There are many lessons to be learned regarding modular building. First, it can mean high-end custom, beautiful design. Second, it is the future. These builders and developers are already reaping the many benefits.
The future of U.S. homebuilding depends on more people like Cyndicy Yarborough, a 26-year-old former Wal-Mart clerk with no background in construction.
At Blueprint Robotics in Baltimore, she works in a factory that builds houses like cars, on an assembly line, using robots that fire thousands of nails into studs each day and never miss.
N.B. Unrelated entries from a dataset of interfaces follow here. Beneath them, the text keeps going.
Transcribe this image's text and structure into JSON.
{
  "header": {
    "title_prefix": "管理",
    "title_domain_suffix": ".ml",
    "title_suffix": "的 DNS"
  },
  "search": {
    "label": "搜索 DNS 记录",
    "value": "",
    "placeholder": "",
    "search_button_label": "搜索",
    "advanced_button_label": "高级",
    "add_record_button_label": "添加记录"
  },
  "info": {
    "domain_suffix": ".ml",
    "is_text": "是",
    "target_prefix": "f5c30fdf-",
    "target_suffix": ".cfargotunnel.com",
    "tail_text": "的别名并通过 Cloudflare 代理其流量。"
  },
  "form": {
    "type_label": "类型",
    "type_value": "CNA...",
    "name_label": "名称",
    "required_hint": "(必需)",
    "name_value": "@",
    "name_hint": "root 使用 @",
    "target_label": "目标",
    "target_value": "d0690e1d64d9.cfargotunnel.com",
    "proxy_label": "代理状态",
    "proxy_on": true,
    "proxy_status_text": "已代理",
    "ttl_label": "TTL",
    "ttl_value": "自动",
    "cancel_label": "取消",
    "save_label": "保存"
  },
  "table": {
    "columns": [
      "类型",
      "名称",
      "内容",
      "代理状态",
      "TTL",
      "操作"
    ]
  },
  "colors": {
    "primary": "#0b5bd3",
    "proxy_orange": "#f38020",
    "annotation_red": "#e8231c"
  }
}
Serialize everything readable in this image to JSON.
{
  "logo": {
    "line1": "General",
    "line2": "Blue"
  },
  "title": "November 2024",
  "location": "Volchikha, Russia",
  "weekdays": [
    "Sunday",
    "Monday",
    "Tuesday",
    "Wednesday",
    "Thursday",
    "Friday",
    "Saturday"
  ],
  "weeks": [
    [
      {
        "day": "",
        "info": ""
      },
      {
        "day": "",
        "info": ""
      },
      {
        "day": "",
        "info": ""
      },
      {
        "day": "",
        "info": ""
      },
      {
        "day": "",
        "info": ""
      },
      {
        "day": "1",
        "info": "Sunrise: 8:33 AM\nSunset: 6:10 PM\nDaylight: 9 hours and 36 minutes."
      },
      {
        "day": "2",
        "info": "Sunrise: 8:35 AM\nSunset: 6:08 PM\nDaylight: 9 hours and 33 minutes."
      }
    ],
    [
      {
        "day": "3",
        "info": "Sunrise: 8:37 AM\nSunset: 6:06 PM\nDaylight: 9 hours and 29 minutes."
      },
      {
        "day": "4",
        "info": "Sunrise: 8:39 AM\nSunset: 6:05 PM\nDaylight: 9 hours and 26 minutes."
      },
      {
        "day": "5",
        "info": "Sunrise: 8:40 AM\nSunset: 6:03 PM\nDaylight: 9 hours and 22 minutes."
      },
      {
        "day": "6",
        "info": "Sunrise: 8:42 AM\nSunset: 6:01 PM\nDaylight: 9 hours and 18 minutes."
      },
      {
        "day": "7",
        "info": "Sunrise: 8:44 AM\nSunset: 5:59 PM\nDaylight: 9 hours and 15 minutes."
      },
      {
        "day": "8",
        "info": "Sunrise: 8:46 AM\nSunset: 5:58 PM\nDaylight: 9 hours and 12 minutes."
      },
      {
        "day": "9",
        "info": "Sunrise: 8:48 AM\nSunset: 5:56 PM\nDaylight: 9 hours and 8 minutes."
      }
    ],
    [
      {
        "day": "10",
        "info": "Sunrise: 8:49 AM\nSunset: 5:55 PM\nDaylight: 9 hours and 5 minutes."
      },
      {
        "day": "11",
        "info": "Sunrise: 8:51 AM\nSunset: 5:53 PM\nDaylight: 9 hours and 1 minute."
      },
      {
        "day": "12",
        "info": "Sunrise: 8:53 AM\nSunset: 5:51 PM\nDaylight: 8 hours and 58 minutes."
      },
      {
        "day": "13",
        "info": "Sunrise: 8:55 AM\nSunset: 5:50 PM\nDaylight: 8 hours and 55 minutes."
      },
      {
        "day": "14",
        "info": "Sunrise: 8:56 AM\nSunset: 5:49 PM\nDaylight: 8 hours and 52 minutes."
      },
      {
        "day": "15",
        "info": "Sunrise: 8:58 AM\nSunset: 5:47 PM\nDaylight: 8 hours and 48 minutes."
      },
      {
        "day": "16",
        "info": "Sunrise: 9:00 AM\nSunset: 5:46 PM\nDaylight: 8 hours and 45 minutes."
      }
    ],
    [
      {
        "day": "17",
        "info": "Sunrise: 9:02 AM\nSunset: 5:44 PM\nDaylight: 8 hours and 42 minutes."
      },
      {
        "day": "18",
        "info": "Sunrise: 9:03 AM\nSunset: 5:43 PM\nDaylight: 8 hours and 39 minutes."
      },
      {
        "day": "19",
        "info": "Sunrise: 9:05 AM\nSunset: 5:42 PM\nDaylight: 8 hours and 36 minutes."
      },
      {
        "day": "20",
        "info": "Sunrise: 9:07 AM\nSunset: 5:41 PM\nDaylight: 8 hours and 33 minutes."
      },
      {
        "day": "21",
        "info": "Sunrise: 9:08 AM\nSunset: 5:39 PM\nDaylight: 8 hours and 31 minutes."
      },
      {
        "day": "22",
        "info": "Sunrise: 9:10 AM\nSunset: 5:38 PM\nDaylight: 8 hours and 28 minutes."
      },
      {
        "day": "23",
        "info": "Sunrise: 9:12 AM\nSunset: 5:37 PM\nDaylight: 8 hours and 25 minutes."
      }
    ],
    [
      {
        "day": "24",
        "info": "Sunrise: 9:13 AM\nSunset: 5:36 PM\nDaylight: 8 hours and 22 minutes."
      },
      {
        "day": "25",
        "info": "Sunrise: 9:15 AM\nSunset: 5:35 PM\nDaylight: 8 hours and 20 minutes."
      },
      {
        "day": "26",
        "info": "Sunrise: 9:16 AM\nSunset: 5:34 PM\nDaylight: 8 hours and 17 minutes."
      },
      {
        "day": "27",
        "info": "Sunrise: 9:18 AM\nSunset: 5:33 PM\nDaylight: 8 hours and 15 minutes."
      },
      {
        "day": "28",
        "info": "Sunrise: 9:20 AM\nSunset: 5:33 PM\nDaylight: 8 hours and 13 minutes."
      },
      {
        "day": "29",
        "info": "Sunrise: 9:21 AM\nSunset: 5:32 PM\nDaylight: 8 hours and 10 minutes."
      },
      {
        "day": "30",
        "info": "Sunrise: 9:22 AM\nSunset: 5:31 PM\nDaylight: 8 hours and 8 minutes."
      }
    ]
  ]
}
Yarborough operates a machine that lifts floors and walls and packs them onto a flatbed truck, the final step before delivery to a development site where they’ll be pieced together.
“I like being a part of something new, on the cutting edge,” said Yarborough, a single mother who took the job at Blueprint last May.
For all the concern over automation removing jobs from the workforce, companies like Blueprint are actually helping to ease a labor shortage that has crimped construction of residences and commercial properties across the country. The plants enable developers to fill the gap by having houses and apartment buildings manufactured off-site, for less money and in a fraction of the time. Even Marriott International Inc., the world’s biggest hotel operator, is increasingly turning to modular construction for some of its properties.